R13 conference support is requested for the 8th Biennial Eosinophil Symposium - "Eosinophils 2013", to be held from 13-17 July 2013 at Keble College, Oxford University, Oxford, UK, under the auspices of the International Eosinophil Society, Inc. (IES) (www.eosinophil-society.org). The meeting hosts ~30 invited speakers and ~150 participants. A cutting edge program of basic, translational, and clinical research has been prepared by the Local Organizing Committee in consultation with the Scientific Program Committee of IES. The programme will include sessions on (1) regulation of eosinophil development, functional maturation and death, (2) eosinophils as immunoregulatory cells, 3) eosinophil functions - trafficking, activation, and signaling, (4) eosinophils and gastrointestinal disease (5) eosinophils and host defence (5) experimental models of eosinophilic disease 6) new treatments for eosinophilic disease 7) hypereosinophilic syndrome 8) a new practical workshop aimed at new comers to the field on techniques for studying eosinophils. The central goal of this conference is to provide a highly interactive, interdisciplinary forum for scientific exchange and collaboration amongst junior and senior scientists in the fields of allergy, immunology, hematology, and cancer in relation to the role of the eosinophil in health and disease. A primary objective is to bring together non- clinical scientists with expertise in eosinophil biology, and clinical scientists interested in eosinophil associated disease, to improve understanding of disease mechanisms and the significance of eosinophil functions. A second objective is to foster the development and interests of younger investigators to help support their careers and provide a new generation of eosinophils. To accomplish this, the meeting will have a Keystone- like-structure with all the delegates in a single venue sharing meals and accommodation on the same footing to encourage informal interactions. There will be an emphasis through both the scientific and social programmes on creating a global community of eosinophil scientists. This meeting will be particularly timely because data from clinical trials o a new generation of biological therapies, which specifically block eosinophil-mediated inflammatory pathways, will be presented providing definitive data on the role of eosinophils in disease. The symposium, with its strong emphasis on inter-disciplinarity, covers important global diseases such as asthma, eosinophilic oesophagitis, parasitic disease and hypereosinophilic syndrome. The symposium consists of plenary and poster sessions. The plenary sessions will combine state of the art talks from leaders in the field together with cuttin edge lectures on recent high impact data. Each session will have two oral presentations taken from submitted abstracts. Three poster sessions will be unopposed and given high priority. We have two prize lectures, the 5th Ehrlich award for the scientist who has made a major overall contribution to the field, and the Gleich award for the scientist with the highest impact paper published over the previous two years.

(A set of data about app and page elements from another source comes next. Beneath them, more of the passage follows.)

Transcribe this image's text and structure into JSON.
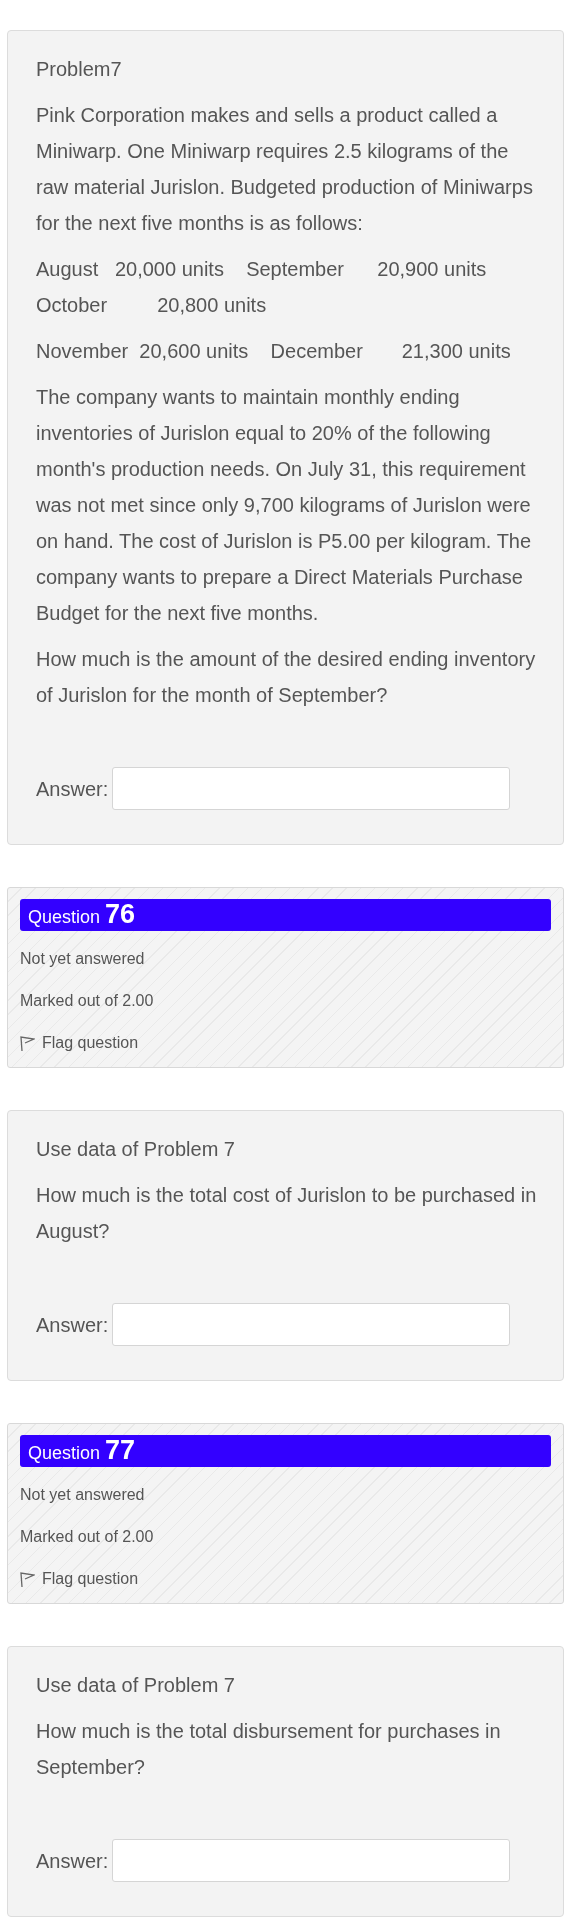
{
  "blocks": [
    {
      "kind": "content",
      "paragraphs": [
        "Problem7",
        "Pink Corporation makes and sells a product called a Miniwarp. One Miniwarp requires 2.5 kilograms of the raw material Jurislon. Budgeted production of Miniwarps for the next five months is as follows:",
        "August   20,000 units    September      20,900 units        October         20,800 units",
        "November  20,600 units    December       21,300 units",
        "The company wants to maintain monthly ending inventories of Jurislon equal to 20% of the following month's production needs. On July 31, this requirement was not met since only 9,700 kilograms of Jurislon were on hand. The cost of Jurislon is P5.00 per kilogram. The company wants to prepare a Direct Materials Purchase Budget for the next five months.",
        "How much is the amount of the desired ending inventory of Jurislon for the month of September?"
      ],
      "answer_label": "Answer:"
    },
    {
      "kind": "info",
      "label": "Question",
      "number": "76",
      "status": "Not yet answered",
      "marks": "Marked out of 2.00",
      "flag": "Flag question"
    },
    {
      "kind": "content",
      "paragraphs": [
        "Use data of Problem 7",
        "How much is the total cost of Jurislon to be purchased in August?"
      ],
      "answer_label": "Answer:"
    },
    {
      "kind": "info",
      "label": "Question",
      "number": "77",
      "status": "Not yet answered",
      "marks": "Marked out of 2.00",
      "flag": "Flag question"
    },
    {
      "kind": "content",
      "paragraphs": [
        "Use data of Problem 7",
        "How much is the total disbursement for purchases in September?"
      ],
      "answer_label": "Answer:"
    }
  ]
}
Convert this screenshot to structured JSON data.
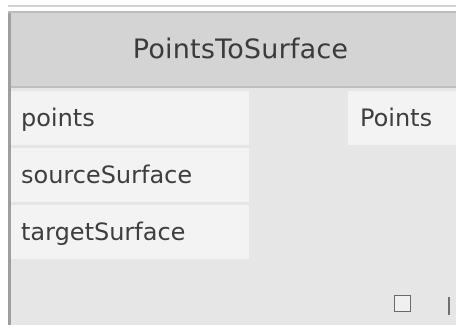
{
  "node": {
    "title": "PointsToSurface",
    "inputs": [
      {
        "label": "points"
      },
      {
        "label": "sourceSurface"
      },
      {
        "label": "targetSurface"
      }
    ],
    "outputs": [
      {
        "label": "Points"
      }
    ]
  }
}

Eosinophils are one of the white blood cells that are part of the immune response and protect us against infection. Eosinophils are thought to be protective against helminthic (worm) parasites. There is also evidence they protect us against cancer and some viral infections, as well as being involved in wound healing. Worm infections are the most common cause of a raised blood eosinophil count and remain a global health problem affecting tens if not hundreds of millions of adults and children in the developing world. The immune response can sometimes overreact to otherwise harmless stimuli. The stimulus can come from outside in which case it causes allergic disease or inside the body where it causes autoimmune responses. Allergic disease is the commonest cause of eosinophil-mediated inflammation in the developed world causing diseases such as asthma, eosinophilic esophagitis, drug allergy, and skin allergy. As with helminthic worm disease, these conditions cause misery to many millions of adults and children. Eosinophil-associated disease is therefore globally common and potentially debilitating. To help counter these diseases, the International Eosinophil Society, Inc. was formed in 1999 to foster research into eosinophil biology and the development of new strategies and medicines to treat eosinophil- associated disease. The major focus of the Society is a biennial international meeting. The purpose of the 8th International Eosinophil Symposium, Eosinophils 2013, is to provide a venue for scientists and clinician-investigators interested in eosinophils to meet, exchange information and develop collaborations to advance research in the fields of eosinophil biology and the pathogenesis of eosinophil-associated allergic and other diseases. The symposium showcases new research findings into all aspects of eosinophils and the diseases they cause. The meeting in 2013 will be particularly exciting as new data on clinical trials of novel anti-eosinophil drugs will be presented. A priority for the meeting is to develop collaborations between senior and junior members of the eosinophil community. An emphasis has therefore been placed on unopposed poster sessions, opportunities for oral presentations taken from submitted abstracts, and informal sessions to create space for scientific and social interactions among participants and invited speakers.